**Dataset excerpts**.
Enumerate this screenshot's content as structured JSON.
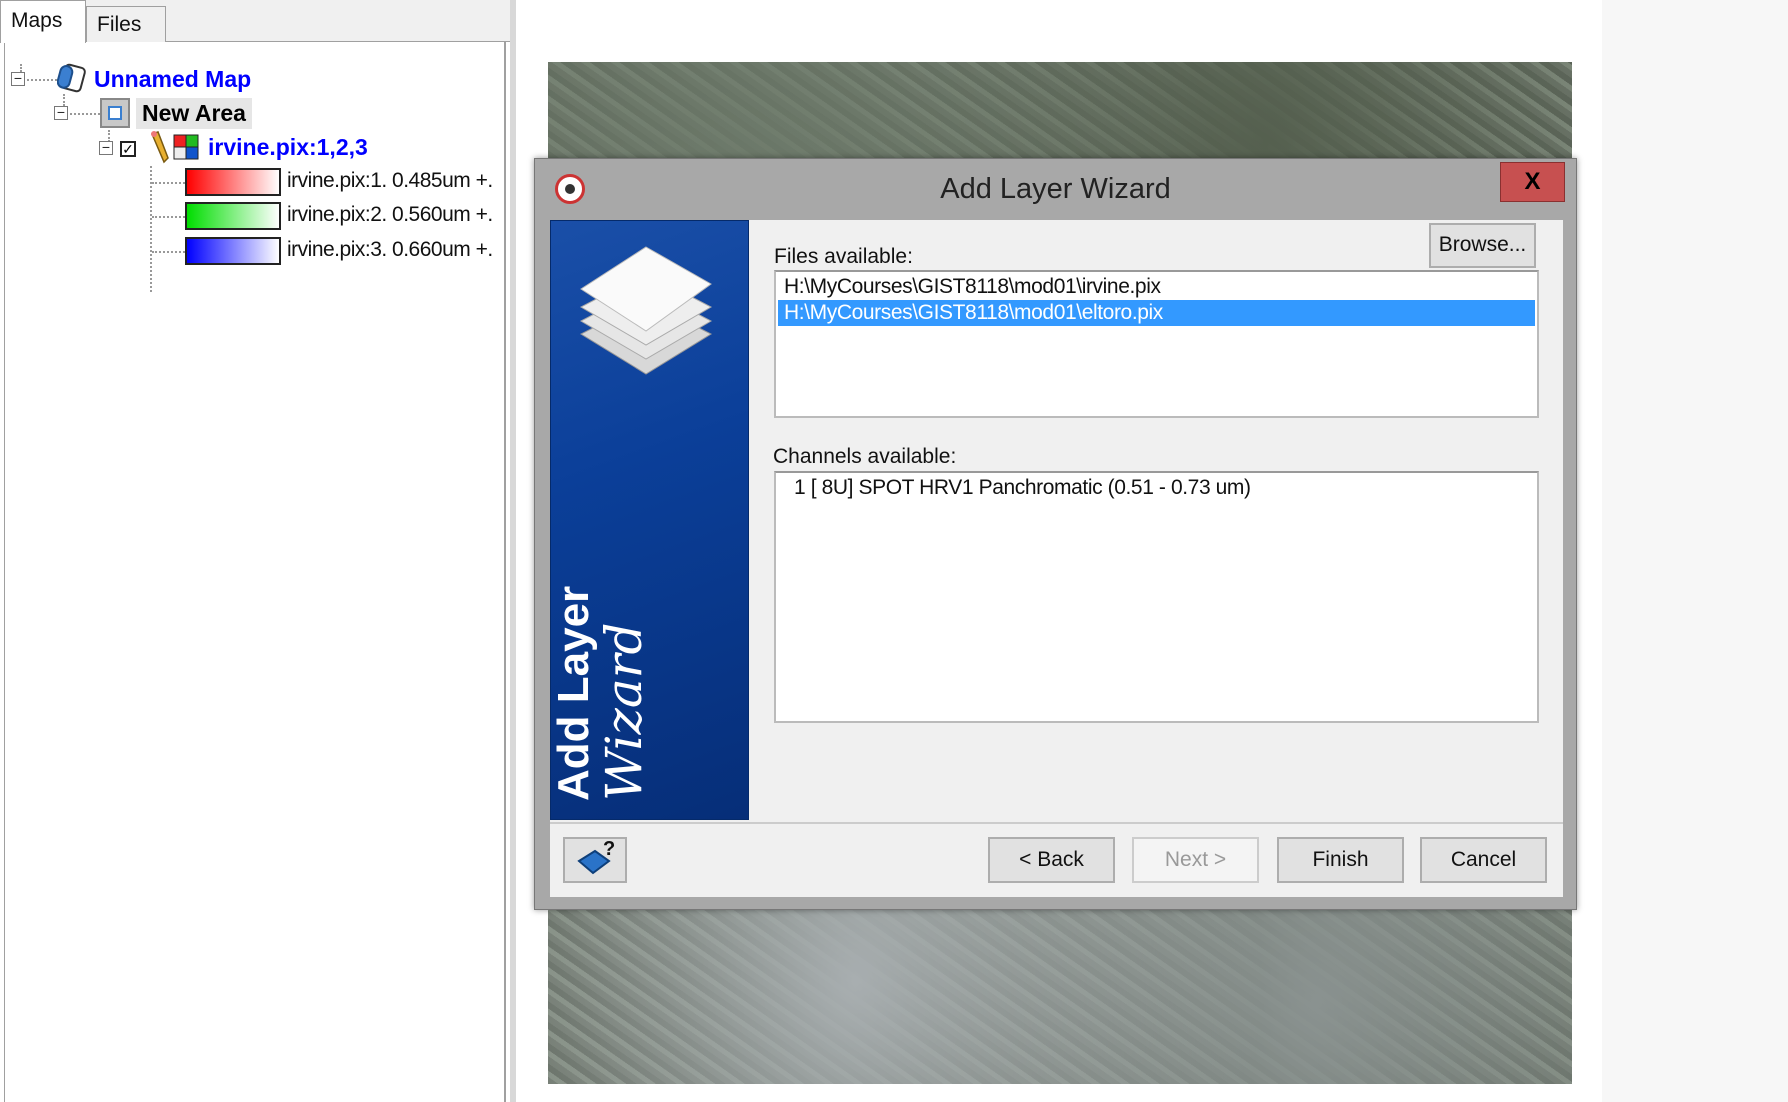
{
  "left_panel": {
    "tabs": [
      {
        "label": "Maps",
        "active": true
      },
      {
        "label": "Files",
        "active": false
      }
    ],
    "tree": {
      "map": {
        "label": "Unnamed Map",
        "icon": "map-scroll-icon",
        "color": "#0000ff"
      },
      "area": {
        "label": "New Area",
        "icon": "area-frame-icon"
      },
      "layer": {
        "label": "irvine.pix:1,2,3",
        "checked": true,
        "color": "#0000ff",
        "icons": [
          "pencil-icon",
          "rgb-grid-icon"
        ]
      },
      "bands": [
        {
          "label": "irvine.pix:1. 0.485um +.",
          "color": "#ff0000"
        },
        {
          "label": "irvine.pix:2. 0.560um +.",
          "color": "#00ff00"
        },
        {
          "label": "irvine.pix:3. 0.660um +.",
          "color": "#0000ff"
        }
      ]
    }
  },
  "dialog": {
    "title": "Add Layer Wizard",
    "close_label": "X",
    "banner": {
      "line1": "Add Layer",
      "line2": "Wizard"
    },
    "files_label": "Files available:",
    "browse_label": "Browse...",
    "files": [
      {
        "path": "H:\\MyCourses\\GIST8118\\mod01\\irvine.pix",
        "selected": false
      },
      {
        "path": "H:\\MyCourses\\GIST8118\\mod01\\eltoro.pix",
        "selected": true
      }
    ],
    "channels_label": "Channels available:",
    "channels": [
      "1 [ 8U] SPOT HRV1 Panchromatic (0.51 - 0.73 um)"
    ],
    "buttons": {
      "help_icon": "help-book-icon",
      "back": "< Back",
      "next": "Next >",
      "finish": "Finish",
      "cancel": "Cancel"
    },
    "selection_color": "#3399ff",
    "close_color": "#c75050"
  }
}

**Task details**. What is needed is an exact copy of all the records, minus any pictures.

**Response for this exercise**.
Enumerate this screenshot's content as structured JSON.
{
  "left_panel": {
    "tabs": [
      {
        "label": "Maps",
        "active": true
      },
      {
        "label": "Files",
        "active": false
      }
    ],
    "tree": {
      "map": {
        "label": "Unnamed Map",
        "icon": "map-scroll-icon",
        "color": "#0000ff"
      },
      "area": {
        "label": "New Area",
        "icon": "area-frame-icon"
      },
      "layer": {
        "label": "irvine.pix:1,2,3",
        "checked": true,
        "color": "#0000ff",
        "icons": [
          "pencil-icon",
          "rgb-grid-icon"
        ]
      },
      "bands": [
        {
          "label": "irvine.pix:1. 0.485um +.",
          "color": "#ff0000"
        },
        {
          "label": "irvine.pix:2. 0.560um +.",
          "color": "#00ff00"
        },
        {
          "label": "irvine.pix:3. 0.660um +.",
          "color": "#0000ff"
        }
      ]
    }
  },
  "dialog": {
    "title": "Add Layer Wizard",
    "close_label": "X",
    "banner": {
      "line1": "Add Layer",
      "line2": "Wizard"
    },
    "files_label": "Files available:",
    "browse_label": "Browse...",
    "files": [
      {
        "path": "H:\\MyCourses\\GIST8118\\mod01\\irvine.pix",
        "selected": false
      },
      {
        "path": "H:\\MyCourses\\GIST8118\\mod01\\eltoro.pix",
        "selected": true
      }
    ],
    "channels_label": "Channels available:",
    "channels": [
      "1 [ 8U] SPOT HRV1 Panchromatic (0.51 - 0.73 um)"
    ],
    "buttons": {
      "help_icon": "help-book-icon",
      "back": "< Back",
      "next": "Next >",
      "finish": "Finish",
      "cancel": "Cancel"
    },
    "selection_color": "#3399ff",
    "close_color": "#c75050"
  }
}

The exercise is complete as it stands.